Continue to question, continue to reflect, continue to practice, continue to implement.
Genius Hour? Yeah, I could do that with my second graders.
There are few projects that truly changed the culture of my classroom–this is one of them. Both 20timeineducation.com and geniushour.com provide a quick primer on Genius Hour, aka 20 Time, aka 20% Time, aka FedEx Days. All right, I’m assuming you know about what Genius Hour is know. I found that this project is one of the rare moments in school where students are given choice in curriculum. In my class, students were free to choose any topic, and they were able to share what they learned in a variety of ways.
After talking with Kate Petty about 20% Time in her high school english class, I decided to give it a try with second graders. Despite several failures and rocky lessons along the way, my class found their groove with the following workflow:
Week 1: Choose a topic. Research it.
Week 2: Finish research. Organize notes.
Week 3: Create a poster or Google Presentation (or something).
Week 4: Present your project.

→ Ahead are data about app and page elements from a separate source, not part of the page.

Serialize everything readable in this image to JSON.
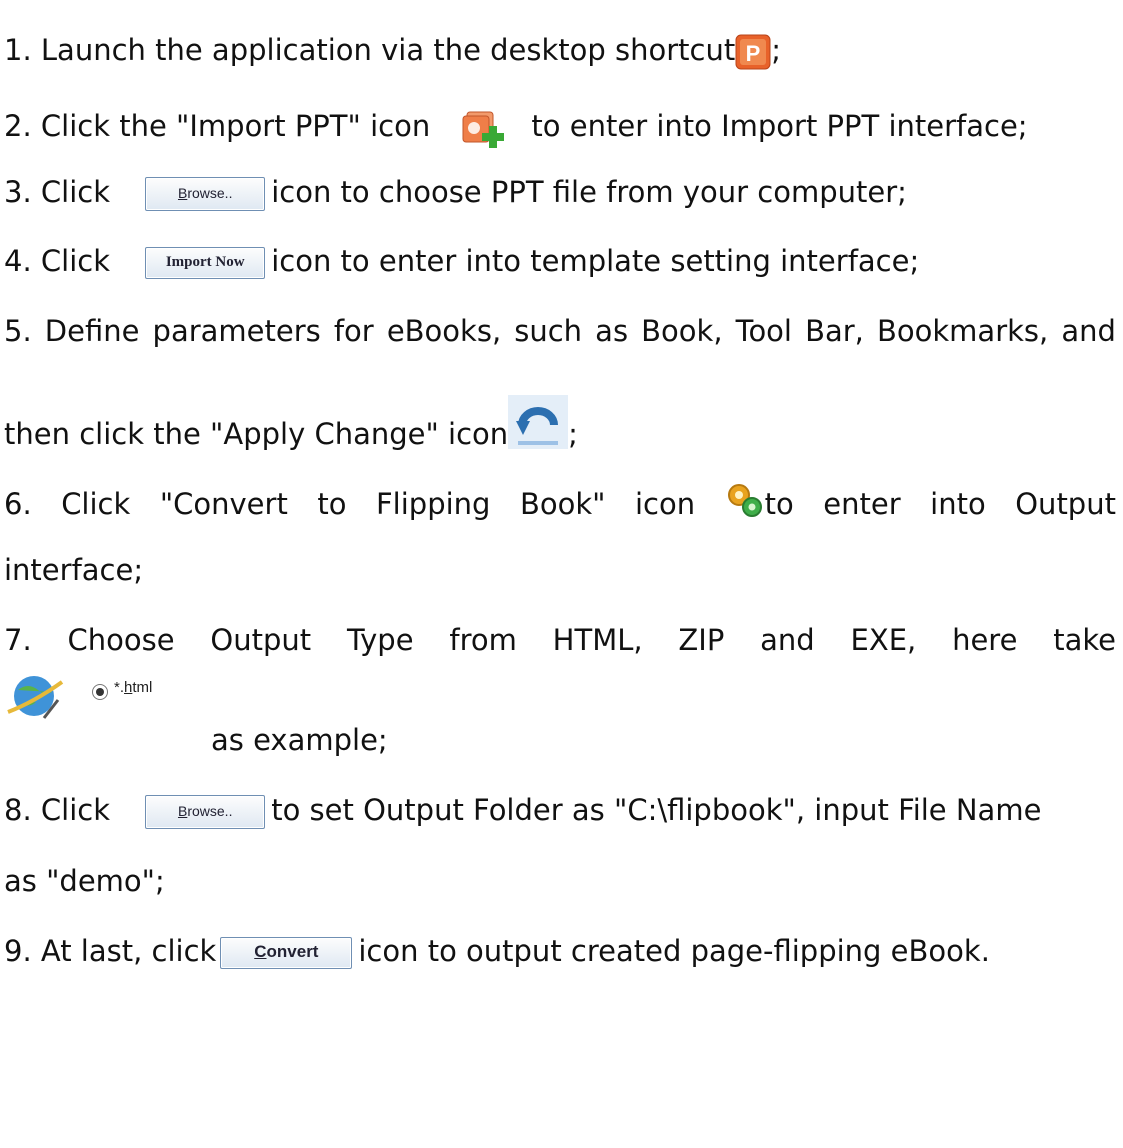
{
  "steps": {
    "s1": {
      "text": "1. Launch the application via the desktop shortcut",
      "after": ";",
      "icon": "powerpoint-shortcut-icon"
    },
    "s2": {
      "text": "2. Click the \"Import PPT\" icon",
      "after": "to enter into Import PPT interface;",
      "icon": "import-ppt-icon"
    },
    "s3": {
      "text": "3. Click",
      "button": "Browse..",
      "after": "icon to choose PPT file from your computer;"
    },
    "s4": {
      "text": "4. Click",
      "button": "Import Now",
      "after": "icon to enter into template setting interface;"
    },
    "s5": {
      "line1": [
        "5.",
        "Define",
        "parameters",
        "for",
        "eBooks,",
        "such",
        "as",
        "Book,",
        "Tool",
        "Bar,",
        "Bookmarks,",
        "and"
      ],
      "line2": "then click the \"Apply Change\" icon",
      "after": ";",
      "icon": "apply-change-icon"
    },
    "s6": {
      "line1": [
        "6.",
        "Click",
        "\"Convert",
        "to",
        "Flipping",
        "Book\"",
        "icon"
      ],
      "after_words": [
        "to",
        "enter",
        "into",
        "Output"
      ],
      "line2": "interface;",
      "icon": "gears-icon"
    },
    "s7": {
      "line1": [
        "7.",
        "Choose",
        "Output",
        "Type",
        "from",
        "HTML,",
        "ZIP",
        "and",
        "EXE,",
        "here",
        "take"
      ],
      "radio_label": "*.html",
      "line2": "as example;",
      "icon": "globe-html-icon"
    },
    "s8": {
      "text": "8. Click",
      "button": "Browse..",
      "after": "to set Output Folder as \"C:\\flipbook\", input File Name",
      "line2": "as \"demo\";"
    },
    "s9": {
      "text": "9. At last, click",
      "button": "Convert",
      "after": "icon to output created page-flipping eBook."
    }
  },
  "colors": {
    "text": "#111111",
    "button_border": "#6f8fb3",
    "ppt_orange": "#e8622a",
    "plus_green": "#39a935",
    "apply_blue": "#2c6fb0"
  }
}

We spent one hour every Wednesday afternoon on Genius Hour projects. Students worked in pairs, and chose a topic together. The goal was to decide on a topic (horses, how to become a vet, how to spawn Herobrine (Minecraft was quite popular) and deliver a presentation four weeks later, totaling four hours of work. The following month would be new pairs, new topics, and new presentations.
I learned pretty quickly, though, that Genius Hour needs flexibility. I started off trying to stick to this exact schedule (4 weeks fit nicely into a month), but realized that this particular style of project takes on a life of its own. I’m not sure if it was a rainy day, a more challenging topic, or if pizza for lunch was to blame, but some rounds took two or three weeks. So, sometimes we would spend four weeks on a topic/project and sometimes we would spend seven weeks.
It took a while to figure out the pacing on this with second graders. The first time I tried this, we did all four steps in one afternoon. I don’t recommend that–it did not go well. Another mistake was using Google Slides for presentations. My classroom was typically 10:1, which meant students could only work on their slides when we had a laptop cart or when we were in the computer lab. Another bad idea was forcing buddies. Students could choose their partner, and could choose to work alone. I encouraged collaboration, but didn’t force it.
I made a few tweaks to Genius Hour to better fit second graders. These projects were more successful when students worked in pairs. I thought 100% autonomy would provide more engagement, but found that students got stuck during the research phase when working alone. I also fond that one month seems to be the Goldilocks length for second graders. Flexibility is essential, but seven weeks seemed to be too long for a seven year old to stay passionate on a topic with the intensity I wanted.
Students were engaged in projects like I’d never seen before. We know that student choice and autonomy make a huge difference in learning, but I felt the difference in my classroom when students were working on their Genius Hour projects. The desire to learn outweighed barriers. There was no leveled reading when researching–my struggling reader (1.2) learned how a car engine works on his own. At that point, students owned their learning. They didn’t need me to learn something; they just needed an environment that provided support and focus.
In my new position as Director of Technology, our senior admin team is talking about bringing the tenets of Genius Hour into faculty learning. Following Google’s model of 20% time, we’re trying to figure out how to give teachers time during the day to work on projects they are passionate about. I’m excited to see how we can create space for all learners–elementary students, high school students, and teachers–to follow their passions and share their learning with others. If you’re doing Genius Hour with your students or with your teachers, I’d love to hear about it.